Sunday, August 21, 2011


What are carbohydrates?

- Sugars/saccharides

- Contains mainly C H and O

- General formula (CH2O)n where n> or = 3

Biological role of carbohydrates

- Energy metabolism

- Biological structural material

- Molecular recognition among cells

- As water trapping molecules

Types of carbohydrates

- Monosaccharides

· Basic sub unit of all carbs

· Cannot be hydrolyzed to small units

· Produced from CO2 and H2O via photosynthesis

· General formula (CH2O)n

- Disaccharides

· Formed by condensation of 2 units of mono

· Joined by covalent GLYCOSIDIC bonds

· Sucrose,Maltose,Lactose

- Oligosaccharides

· Short chain carbs

· 3-12 units of monos

· Joined by glycosidic bonds

· Most are joined with PROTEINS

· Blood group antigens

- Polysaccharides

· Long chained carbs

· Large number of mono units

· Form macromolecules/biopolymers

· 2 types

(a) Homopolysaccharides – Composed of similar mono units

Eg:- Starch,Cellulose,Chitin,Glycogen

(b) Heteropolysaccharides – Composed of different sub units

Eg:- Glycoproteins

Classification of monosaccharides

- Number of C

· 3-triose-Glyceraldehyde

· 4-tetrose-Erythrose

· 5-pentose-Ribose,Arabiose,Xylose

· 6-hexose-Glucose,Fructose,Galactose

· 7-heptose-Sedoheptose

· 8-octose-monooctulose

· 9-nonose-nuraminic acid

- Active group

· Aldose – Sugars with aldehyde group – Glyceraldehyde,Ribose,Glucose,Galactose

· Ketose – Sugars with ketone group – Fructose,Ribulose

Structural characteristics of monosaccharides

1) formation of ring structure

- Occur in monos with 5 or more C

- Two possible configurations

· Open/strait chain structure

· The closed ring structure

Configurations are inter changeable in SOLUTIONS

- Under physiological conditions they exist in ring form because it is more stable

- Two types of ring structures are possible

· 6 membered ring – pyranoses

· 5 membered ring – furanoses

- This depends on the reaction of keto/aldehyde group with OH

- The distribution of the forms depends on;

· The structure of the sugar

· pH

· Temperature

· Solvent

Haworth projection is a common way of representing cyclic structure of monosaccharides with a simple 3d perspective.

The groups below the plane of the ring in Haworth projections are equivalent to those on the right-hand side of a Fischer projection.

- The pyranose forms of the sugars are more stable than the furanose forms in solution.

2.) Formation of steroisomers

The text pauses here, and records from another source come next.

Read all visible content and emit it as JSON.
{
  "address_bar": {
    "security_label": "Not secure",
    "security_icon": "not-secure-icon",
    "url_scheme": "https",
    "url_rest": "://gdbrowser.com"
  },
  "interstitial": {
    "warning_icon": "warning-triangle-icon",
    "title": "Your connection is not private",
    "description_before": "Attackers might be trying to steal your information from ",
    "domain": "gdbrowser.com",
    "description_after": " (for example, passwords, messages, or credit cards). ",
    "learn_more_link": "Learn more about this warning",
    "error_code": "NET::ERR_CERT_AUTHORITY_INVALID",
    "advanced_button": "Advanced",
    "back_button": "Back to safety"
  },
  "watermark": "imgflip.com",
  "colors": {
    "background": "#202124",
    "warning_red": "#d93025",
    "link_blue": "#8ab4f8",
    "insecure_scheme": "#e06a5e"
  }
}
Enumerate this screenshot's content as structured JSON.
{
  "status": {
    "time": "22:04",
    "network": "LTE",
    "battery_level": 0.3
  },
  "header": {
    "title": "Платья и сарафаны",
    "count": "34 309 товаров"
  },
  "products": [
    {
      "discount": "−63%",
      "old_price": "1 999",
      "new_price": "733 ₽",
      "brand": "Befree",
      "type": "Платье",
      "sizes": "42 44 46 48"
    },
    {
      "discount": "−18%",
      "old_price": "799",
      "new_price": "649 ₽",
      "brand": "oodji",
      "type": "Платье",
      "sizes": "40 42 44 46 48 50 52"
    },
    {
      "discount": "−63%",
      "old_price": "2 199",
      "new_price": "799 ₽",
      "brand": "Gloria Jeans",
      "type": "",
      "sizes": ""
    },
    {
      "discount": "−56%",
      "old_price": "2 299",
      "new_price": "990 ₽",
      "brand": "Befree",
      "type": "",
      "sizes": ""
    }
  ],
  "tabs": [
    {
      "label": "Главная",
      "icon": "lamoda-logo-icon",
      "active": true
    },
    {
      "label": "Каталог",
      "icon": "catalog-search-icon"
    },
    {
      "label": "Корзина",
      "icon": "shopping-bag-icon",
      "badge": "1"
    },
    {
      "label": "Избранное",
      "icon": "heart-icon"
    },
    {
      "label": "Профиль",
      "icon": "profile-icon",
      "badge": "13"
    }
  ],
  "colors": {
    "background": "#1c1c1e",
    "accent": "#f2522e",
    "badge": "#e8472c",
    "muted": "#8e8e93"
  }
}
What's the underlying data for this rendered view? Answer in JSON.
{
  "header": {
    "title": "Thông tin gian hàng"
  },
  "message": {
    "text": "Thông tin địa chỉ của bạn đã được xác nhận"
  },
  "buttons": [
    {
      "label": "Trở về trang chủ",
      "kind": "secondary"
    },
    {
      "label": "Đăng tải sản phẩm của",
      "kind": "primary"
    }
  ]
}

Sterioisomers have same molecular formula but different spatial arrangement

- 2 possible sterioisomers

- Atoms are arranged such that they are mirror images of each other

- They are not superimposable

- Such are called ENANTIOMERS

- Molecules capable of exsisting in non super imposable mirror images are CHIRAL MOLECULES

- 2 types of enantiomers are found in biological systems

· D form

· L form

- Only one form is dominant

· L – amino acids

· D – sugars

- A C atom with 4 different groups bonded to it is a chiral/asymmetric carbon

- * The chiral C furthest from the carbonyl group determines the configuration L or D of the sugar*

- OH group on the left is L-glucose and on the right D-glucose

3.) Asymetric of carbon

- Ring formation has resulted in an asymmetric center at the first C atom

- Resulting in formation of 2 configurations

- Depending on the orientation of the OH group

· Alpha

· Beta

- These have different properties

- But they are not mirror images of each other

- They are called ANOMERS

- Carbon 1 is referred to as the ANOMERIC CARBON ATOM

-** Monosacs undergo interconversion between Alpha and Beta forms through the open chain linear form as an intermediate state

This is called MUTAROTATION **


  1. nice one. I've never seen anybody using this strategy to study for exams before

  2. Thanks!I don't know really, even this strategy is not doing any good to my exams. :-/ I was never able to girawafy anything and now I know I'll never be able to either. sigh!